### Input material:
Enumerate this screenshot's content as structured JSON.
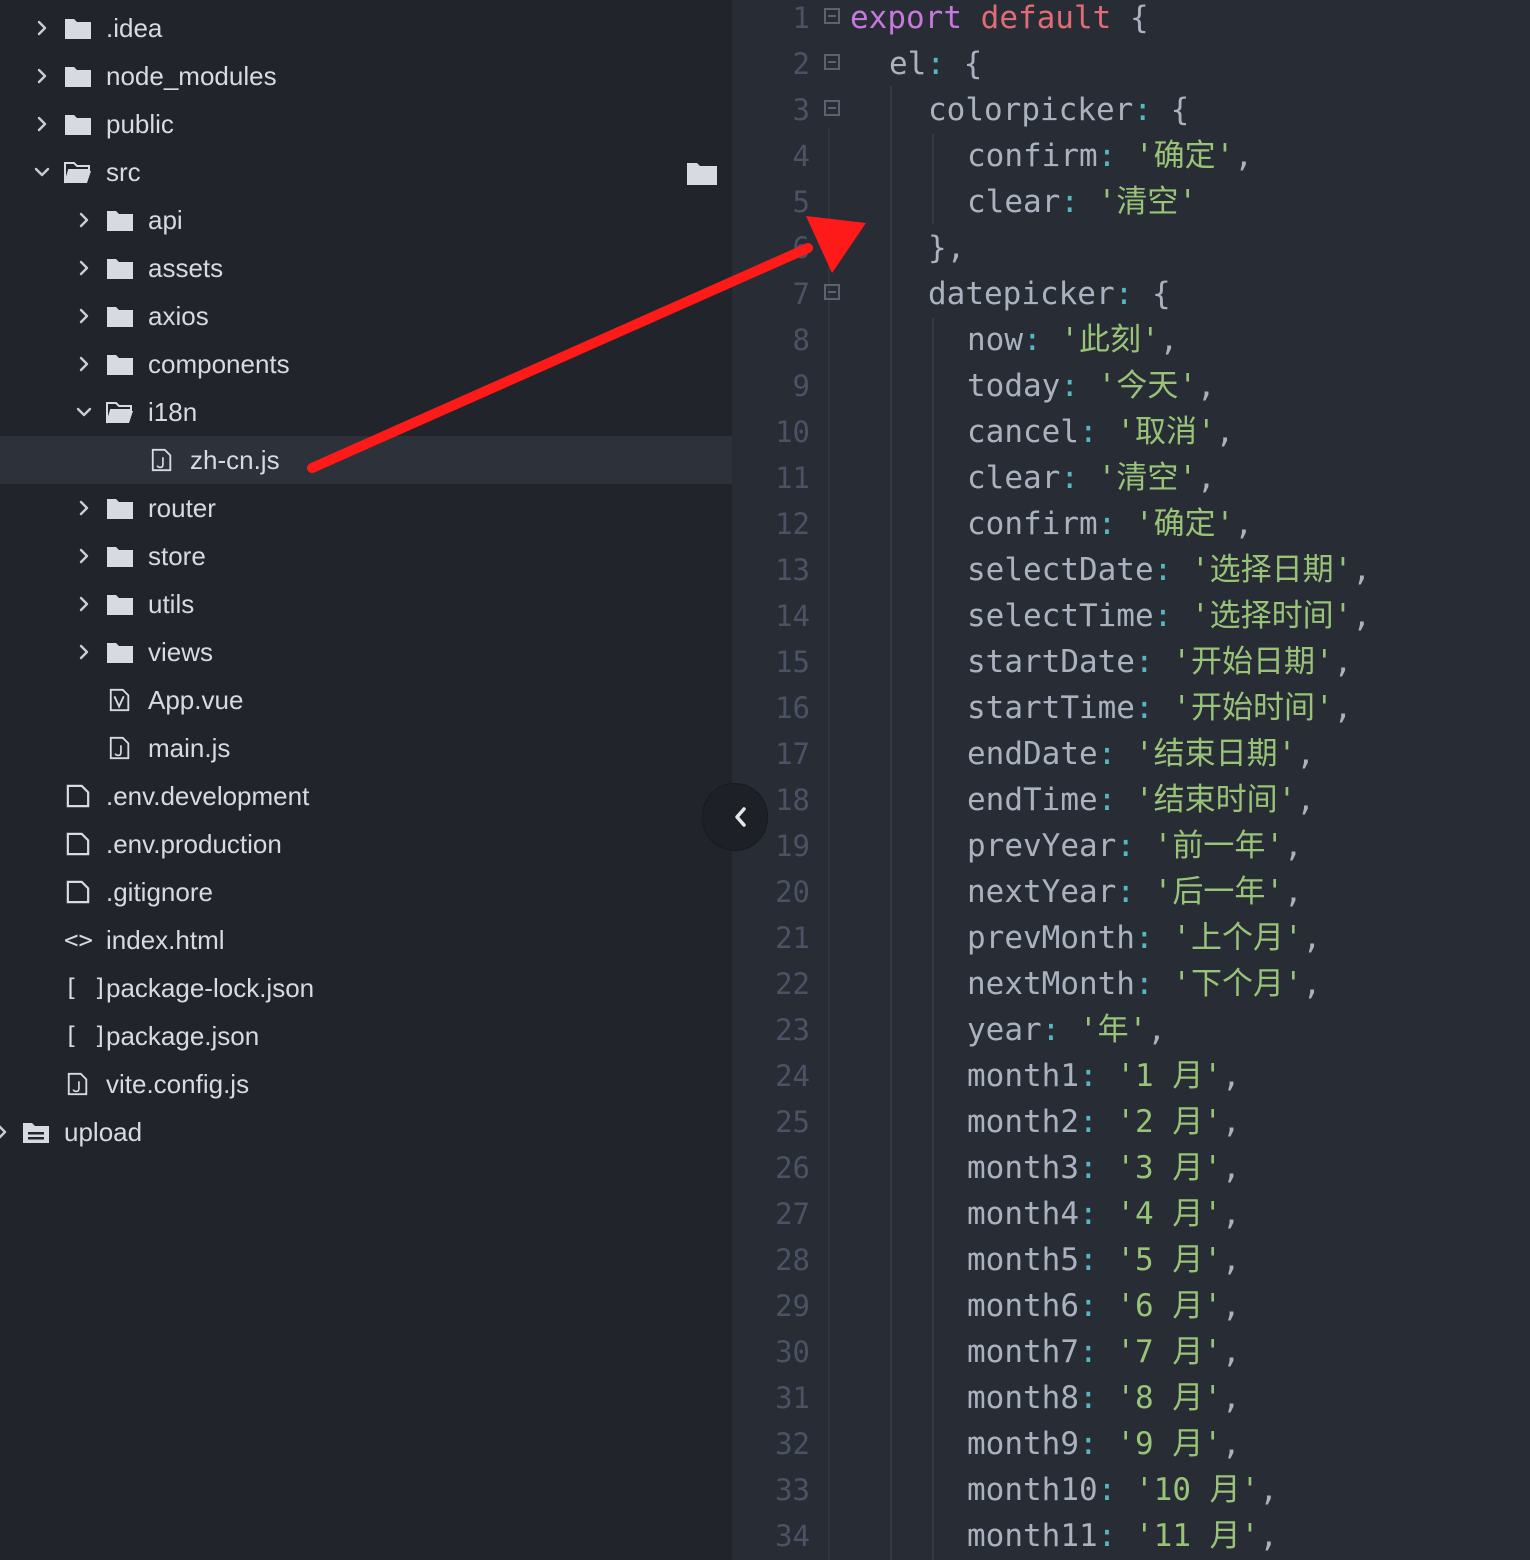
{
  "sidebar": {
    "items": [
      {
        "label": ".idea",
        "kind": "folder",
        "depth": 1,
        "expanded": false
      },
      {
        "label": "node_modules",
        "kind": "folder",
        "depth": 1,
        "expanded": false
      },
      {
        "label": "public",
        "kind": "folder",
        "depth": 1,
        "expanded": false
      },
      {
        "label": "src",
        "kind": "folder",
        "depth": 1,
        "expanded": true
      },
      {
        "label": "api",
        "kind": "folder",
        "depth": 2,
        "expanded": false
      },
      {
        "label": "assets",
        "kind": "folder",
        "depth": 2,
        "expanded": false
      },
      {
        "label": "axios",
        "kind": "folder",
        "depth": 2,
        "expanded": false
      },
      {
        "label": "components",
        "kind": "folder",
        "depth": 2,
        "expanded": false
      },
      {
        "label": "i18n",
        "kind": "folder",
        "depth": 2,
        "expanded": true
      },
      {
        "label": "zh-cn.js",
        "kind": "js-file",
        "depth": 3,
        "selected": true
      },
      {
        "label": "router",
        "kind": "folder",
        "depth": 2,
        "expanded": false
      },
      {
        "label": "store",
        "kind": "folder",
        "depth": 2,
        "expanded": false
      },
      {
        "label": "utils",
        "kind": "folder",
        "depth": 2,
        "expanded": false
      },
      {
        "label": "views",
        "kind": "folder",
        "depth": 2,
        "expanded": false
      },
      {
        "label": "App.vue",
        "kind": "vue-file",
        "depth": 2
      },
      {
        "label": "main.js",
        "kind": "js-file",
        "depth": 2
      },
      {
        "label": ".env.development",
        "kind": "file",
        "depth": 1
      },
      {
        "label": ".env.production",
        "kind": "file",
        "depth": 1
      },
      {
        "label": ".gitignore",
        "kind": "file",
        "depth": 1
      },
      {
        "label": "index.html",
        "kind": "html-file",
        "depth": 1,
        "symbol": "<>"
      },
      {
        "label": "package-lock.json",
        "kind": "json-file",
        "depth": 1,
        "symbol": "[ ]"
      },
      {
        "label": "package.json",
        "kind": "json-file",
        "depth": 1,
        "symbol": "[ ]"
      },
      {
        "label": "vite.config.js",
        "kind": "js-file",
        "depth": 1
      },
      {
        "label": "upload",
        "kind": "upload-folder",
        "depth": 0,
        "expanded": false
      }
    ]
  },
  "editor": {
    "lines": [
      {
        "n": "1",
        "fold": true,
        "indent": 0,
        "tokens": [
          [
            "kw",
            "export"
          ],
          [
            "p",
            " "
          ],
          [
            "def",
            "default"
          ],
          [
            "p",
            " {"
          ]
        ]
      },
      {
        "n": "2",
        "fold": true,
        "indent": 1,
        "tokens": [
          [
            "k",
            "el"
          ],
          [
            "c",
            ":"
          ],
          [
            "p",
            " {"
          ]
        ]
      },
      {
        "n": "3",
        "fold": true,
        "indent": 2,
        "tokens": [
          [
            "k",
            "colorpicker"
          ],
          [
            "c",
            ":"
          ],
          [
            "p",
            " {"
          ]
        ]
      },
      {
        "n": "4",
        "indent": 3,
        "tokens": [
          [
            "k",
            "confirm"
          ],
          [
            "c",
            ":"
          ],
          [
            "p",
            " "
          ],
          [
            "s",
            "'确定'"
          ],
          [
            "p",
            ","
          ]
        ]
      },
      {
        "n": "5",
        "indent": 3,
        "tokens": [
          [
            "k",
            "clear"
          ],
          [
            "c",
            ":"
          ],
          [
            "p",
            " "
          ],
          [
            "s",
            "'清空'"
          ]
        ]
      },
      {
        "n": "6",
        "indent": 2,
        "tokens": [
          [
            "p",
            "},"
          ]
        ]
      },
      {
        "n": "7",
        "fold": true,
        "indent": 2,
        "tokens": [
          [
            "k",
            "datepicker"
          ],
          [
            "c",
            ":"
          ],
          [
            "p",
            " {"
          ]
        ]
      },
      {
        "n": "8",
        "indent": 3,
        "tokens": [
          [
            "k",
            "now"
          ],
          [
            "c",
            ":"
          ],
          [
            "p",
            " "
          ],
          [
            "s",
            "'此刻'"
          ],
          [
            "p",
            ","
          ]
        ]
      },
      {
        "n": "9",
        "indent": 3,
        "tokens": [
          [
            "k",
            "today"
          ],
          [
            "c",
            ":"
          ],
          [
            "p",
            " "
          ],
          [
            "s",
            "'今天'"
          ],
          [
            "p",
            ","
          ]
        ]
      },
      {
        "n": "10",
        "indent": 3,
        "tokens": [
          [
            "k",
            "cancel"
          ],
          [
            "c",
            ":"
          ],
          [
            "p",
            " "
          ],
          [
            "s",
            "'取消'"
          ],
          [
            "p",
            ","
          ]
        ]
      },
      {
        "n": "11",
        "indent": 3,
        "tokens": [
          [
            "k",
            "clear"
          ],
          [
            "c",
            ":"
          ],
          [
            "p",
            " "
          ],
          [
            "s",
            "'清空'"
          ],
          [
            "p",
            ","
          ]
        ]
      },
      {
        "n": "12",
        "indent": 3,
        "tokens": [
          [
            "k",
            "confirm"
          ],
          [
            "c",
            ":"
          ],
          [
            "p",
            " "
          ],
          [
            "s",
            "'确定'"
          ],
          [
            "p",
            ","
          ]
        ]
      },
      {
        "n": "13",
        "indent": 3,
        "tokens": [
          [
            "k",
            "selectDate"
          ],
          [
            "c",
            ":"
          ],
          [
            "p",
            " "
          ],
          [
            "s",
            "'选择日期'"
          ],
          [
            "p",
            ","
          ]
        ]
      },
      {
        "n": "14",
        "indent": 3,
        "tokens": [
          [
            "k",
            "selectTime"
          ],
          [
            "c",
            ":"
          ],
          [
            "p",
            " "
          ],
          [
            "s",
            "'选择时间'"
          ],
          [
            "p",
            ","
          ]
        ]
      },
      {
        "n": "15",
        "indent": 3,
        "tokens": [
          [
            "k",
            "startDate"
          ],
          [
            "c",
            ":"
          ],
          [
            "p",
            " "
          ],
          [
            "s",
            "'开始日期'"
          ],
          [
            "p",
            ","
          ]
        ]
      },
      {
        "n": "16",
        "indent": 3,
        "tokens": [
          [
            "k",
            "startTime"
          ],
          [
            "c",
            ":"
          ],
          [
            "p",
            " "
          ],
          [
            "s",
            "'开始时间'"
          ],
          [
            "p",
            ","
          ]
        ]
      },
      {
        "n": "17",
        "indent": 3,
        "tokens": [
          [
            "k",
            "endDate"
          ],
          [
            "c",
            ":"
          ],
          [
            "p",
            " "
          ],
          [
            "s",
            "'结束日期'"
          ],
          [
            "p",
            ","
          ]
        ]
      },
      {
        "n": "18",
        "indent": 3,
        "tokens": [
          [
            "k",
            "endTime"
          ],
          [
            "c",
            ":"
          ],
          [
            "p",
            " "
          ],
          [
            "s",
            "'结束时间'"
          ],
          [
            "p",
            ","
          ]
        ]
      },
      {
        "n": "19",
        "indent": 3,
        "tokens": [
          [
            "k",
            "prevYear"
          ],
          [
            "c",
            ":"
          ],
          [
            "p",
            " "
          ],
          [
            "s",
            "'前一年'"
          ],
          [
            "p",
            ","
          ]
        ]
      },
      {
        "n": "20",
        "indent": 3,
        "tokens": [
          [
            "k",
            "nextYear"
          ],
          [
            "c",
            ":"
          ],
          [
            "p",
            " "
          ],
          [
            "s",
            "'后一年'"
          ],
          [
            "p",
            ","
          ]
        ]
      },
      {
        "n": "21",
        "indent": 3,
        "tokens": [
          [
            "k",
            "prevMonth"
          ],
          [
            "c",
            ":"
          ],
          [
            "p",
            " "
          ],
          [
            "s",
            "'上个月'"
          ],
          [
            "p",
            ","
          ]
        ]
      },
      {
        "n": "22",
        "indent": 3,
        "tokens": [
          [
            "k",
            "nextMonth"
          ],
          [
            "c",
            ":"
          ],
          [
            "p",
            " "
          ],
          [
            "s",
            "'下个月'"
          ],
          [
            "p",
            ","
          ]
        ]
      },
      {
        "n": "23",
        "indent": 3,
        "tokens": [
          [
            "k",
            "year"
          ],
          [
            "c",
            ":"
          ],
          [
            "p",
            " "
          ],
          [
            "s",
            "'年'"
          ],
          [
            "p",
            ","
          ]
        ]
      },
      {
        "n": "24",
        "indent": 3,
        "tokens": [
          [
            "k",
            "month1"
          ],
          [
            "c",
            ":"
          ],
          [
            "p",
            " "
          ],
          [
            "s",
            "'1 月'"
          ],
          [
            "p",
            ","
          ]
        ]
      },
      {
        "n": "25",
        "indent": 3,
        "tokens": [
          [
            "k",
            "month2"
          ],
          [
            "c",
            ":"
          ],
          [
            "p",
            " "
          ],
          [
            "s",
            "'2 月'"
          ],
          [
            "p",
            ","
          ]
        ]
      },
      {
        "n": "26",
        "indent": 3,
        "tokens": [
          [
            "k",
            "month3"
          ],
          [
            "c",
            ":"
          ],
          [
            "p",
            " "
          ],
          [
            "s",
            "'3 月'"
          ],
          [
            "p",
            ","
          ]
        ]
      },
      {
        "n": "27",
        "indent": 3,
        "tokens": [
          [
            "k",
            "month4"
          ],
          [
            "c",
            ":"
          ],
          [
            "p",
            " "
          ],
          [
            "s",
            "'4 月'"
          ],
          [
            "p",
            ","
          ]
        ]
      },
      {
        "n": "28",
        "indent": 3,
        "tokens": [
          [
            "k",
            "month5"
          ],
          [
            "c",
            ":"
          ],
          [
            "p",
            " "
          ],
          [
            "s",
            "'5 月'"
          ],
          [
            "p",
            ","
          ]
        ]
      },
      {
        "n": "29",
        "indent": 3,
        "tokens": [
          [
            "k",
            "month6"
          ],
          [
            "c",
            ":"
          ],
          [
            "p",
            " "
          ],
          [
            "s",
            "'6 月'"
          ],
          [
            "p",
            ","
          ]
        ]
      },
      {
        "n": "30",
        "indent": 3,
        "tokens": [
          [
            "k",
            "month7"
          ],
          [
            "c",
            ":"
          ],
          [
            "p",
            " "
          ],
          [
            "s",
            "'7 月'"
          ],
          [
            "p",
            ","
          ]
        ]
      },
      {
        "n": "31",
        "indent": 3,
        "tokens": [
          [
            "k",
            "month8"
          ],
          [
            "c",
            ":"
          ],
          [
            "p",
            " "
          ],
          [
            "s",
            "'8 月'"
          ],
          [
            "p",
            ","
          ]
        ]
      },
      {
        "n": "32",
        "indent": 3,
        "tokens": [
          [
            "k",
            "month9"
          ],
          [
            "c",
            ":"
          ],
          [
            "p",
            " "
          ],
          [
            "s",
            "'9 月'"
          ],
          [
            "p",
            ","
          ]
        ]
      },
      {
        "n": "33",
        "indent": 3,
        "tokens": [
          [
            "k",
            "month10"
          ],
          [
            "c",
            ":"
          ],
          [
            "p",
            " "
          ],
          [
            "s",
            "'10 月'"
          ],
          [
            "p",
            ","
          ]
        ]
      },
      {
        "n": "34",
        "indent": 3,
        "tokens": [
          [
            "k",
            "month11"
          ],
          [
            "c",
            ":"
          ],
          [
            "p",
            " "
          ],
          [
            "s",
            "'11 月'"
          ],
          [
            "p",
            ","
          ]
        ]
      }
    ]
  },
  "colors": {
    "sidebar_bg": "#21252b",
    "editor_bg": "#282c34",
    "selection": "#2c313a",
    "keyword": "#c678dd",
    "default_kw": "#e06c75",
    "string": "#98c379",
    "annotation_arrow": "#ff1a1a"
  },
  "icons": {
    "folder": "folder-icon",
    "open_folder": "folder-open-icon",
    "file": "file-icon",
    "js_file": "js-file-icon",
    "vue_file": "vue-file-icon",
    "collapse": "chevron-left-icon",
    "new_folder": "new-folder-icon"
  }
}
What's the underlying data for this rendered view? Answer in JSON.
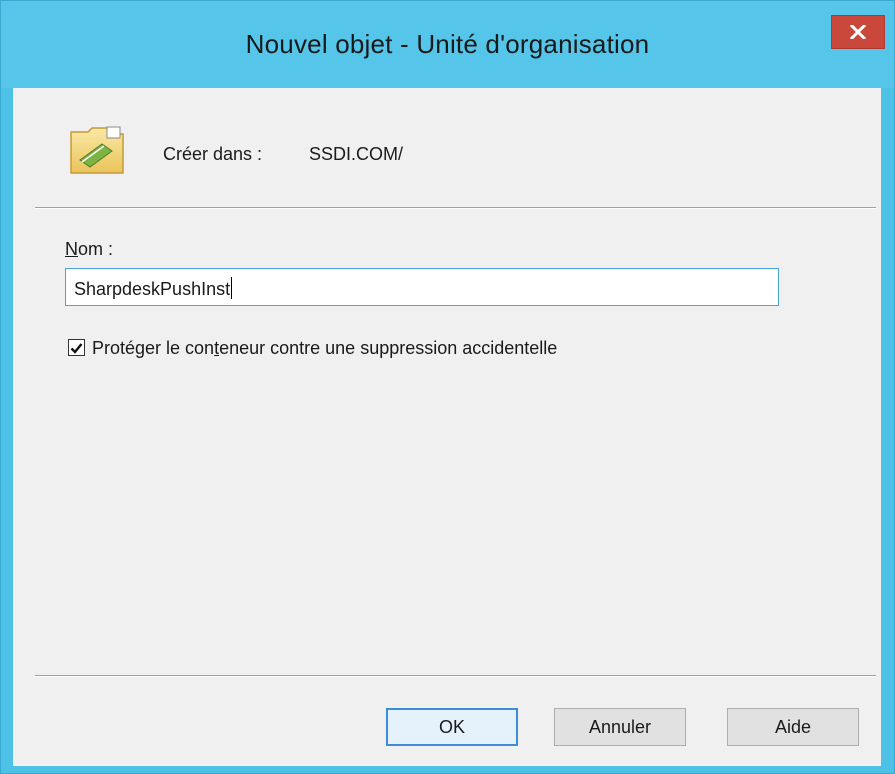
{
  "window": {
    "title": "Nouvel objet - Unité d'organisation",
    "close_icon": "close-icon"
  },
  "header": {
    "icon": "organizational-unit-icon",
    "create_in_label": "Créer dans :",
    "create_in_path": "SSDI.COM/"
  },
  "form": {
    "name_label_mnemonic": "N",
    "name_label_rest": "om :",
    "name_value": "SharpdeskPushInst",
    "protect_checked": true,
    "protect_label_part1": "Protéger le con",
    "protect_label_mnemonic": "t",
    "protect_label_part2": "eneur contre une suppression accidentelle"
  },
  "buttons": {
    "ok_label": "OK",
    "cancel_label": "Annuler",
    "help_label": "Aide"
  },
  "colors": {
    "titlebar": "#55c5ea",
    "close_button": "#c9483b",
    "focus_border": "#3c8dd8"
  }
}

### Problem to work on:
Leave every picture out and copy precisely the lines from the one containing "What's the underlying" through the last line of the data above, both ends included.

### Task response:
What's the underlying data for this rendered view? Answer in JSON.
{
  "window": {
    "title": "Nouvel objet - Unité d'organisation",
    "close_icon": "close-icon"
  },
  "header": {
    "icon": "organizational-unit-icon",
    "create_in_label": "Créer dans :",
    "create_in_path": "SSDI.COM/"
  },
  "form": {
    "name_label_mnemonic": "N",
    "name_label_rest": "om :",
    "name_value": "SharpdeskPushInst",
    "protect_checked": true,
    "protect_label_part1": "Protéger le con",
    "protect_label_mnemonic": "t",
    "protect_label_part2": "eneur contre une suppression accidentelle"
  },
  "buttons": {
    "ok_label": "OK",
    "cancel_label": "Annuler",
    "help_label": "Aide"
  },
  "colors": {
    "titlebar": "#55c5ea",
    "close_button": "#c9483b",
    "focus_border": "#3c8dd8"
  }
}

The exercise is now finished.